Rocket Cycle is the Cadillac of spinning studios - or maybe calling it the Porter Airlines of spinning studios is more accurate. The studio's space is elegant and immaculate, but without pretention. Everything about the studio has been designed to make it welcoming to all, creating as seamless a rider experience as possible. Partners Dana Rocket and Rory Pederzolli are on a mission to remove the intimidation factor from indoor cycling.
You sign up for classes online and you can even chose your bike. In order to avoid bottlenecks at the front desk before classes, you can sign in using their wall-mounted iPads by punching in your cell phone number. Don't have cycling shoes? You can borrow theirs. Grossed out by sweaty spinning bikes? They clean the whole studio between each class.
Located in my 'hood, on St. Clair at the top of Christie, right above neighbourhood landmark World Class Bakers, Rocket opened quietly this summer in a community not yet saturated with fitness facilities. I tried the Rookie Ride on a Thursday morning at 10:30am. Although I've been spinning a long time, the class fit into my unorthodox schedule. Who can attend a spin class at that time, besides self-employed folks like myself? Well, apparently, a lot of people! The 9:30am class just finishing when I arrived was packed, and a dozen of us filed in for the Rookie Ride.
Lots of people are scared off of trying spinning because it is perceived to be only for elite level athletes and very fit folks, but nothing could be further from the truth. It is an activity well-suited for individuals of all abilities and, actually, has a short learning curve as there is no complicated choreography to master. In addition, it is a completely non-impact exercise perfect for individuals with joint problems or other musculoskeletal issues that limit what they can do.
I believe that the intimidation factor is driven by the attitude you get at a lot of spinning studios, which is largely driven by the outdoor/competitive cyclists who use spinning as off-season training. These folks tend to hold very rigid beliefs about what spinning classes should be like (i.e. should be solely designed to mimic outdoor cycling).
The problem is that type of training is incredibly monotonous, and generally soundtracked by obnoxious 'club' music. The majority of spinners are just group fitness enthusiasts looking for a good workout, and if said workout is not fun, we're not coming back. Music should be stuff that I would enjoy listening to in any other context, not just stuff with a strong beat that is reminiscent of drilling cement.

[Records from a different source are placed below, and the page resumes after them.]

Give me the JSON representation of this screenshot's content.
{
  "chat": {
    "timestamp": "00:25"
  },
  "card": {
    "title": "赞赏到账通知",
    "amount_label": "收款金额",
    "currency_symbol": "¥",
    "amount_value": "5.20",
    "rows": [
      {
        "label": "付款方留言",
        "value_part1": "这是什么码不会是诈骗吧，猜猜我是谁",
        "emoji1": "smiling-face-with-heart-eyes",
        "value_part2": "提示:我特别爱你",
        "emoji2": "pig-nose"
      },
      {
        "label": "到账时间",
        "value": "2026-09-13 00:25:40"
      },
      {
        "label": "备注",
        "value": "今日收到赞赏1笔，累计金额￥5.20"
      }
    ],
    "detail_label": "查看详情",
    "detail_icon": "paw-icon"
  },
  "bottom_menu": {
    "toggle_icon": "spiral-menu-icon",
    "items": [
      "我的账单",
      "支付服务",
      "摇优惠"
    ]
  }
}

The class, co-taught by Rory and instructor Amy, was definitely both fun and a good workout. The music was awesome. Although designed to be appropriate even for the most novice spinner, advanced-level riders will also get a killer workout. It's kind of retro-style spinning which I remember from when spinning first got popular in the late '90s: variety, energy, personality and good coaching. The big different between beginner and advanced classes is simply the level of instruction geared toward those stll getting used to the technique, positioning and terminology.
Both Dana and Rory have been thrilled by their fast success and amazed by the friendliness of the community. Even other businesses have been welcoming and encouraging. If you have ever thought of trying spinning but were too intimidated to do so, I urge you to check out Rocket Cycle. You will feel comfortable, regardless of your fitness or experience level.
Classes can be purchased individually for $20 each, or in packages of five ($95), 10 ($180), 25 ($399) or 50 ($750). Special discounts are available for students.
Photos by Jesse Milns.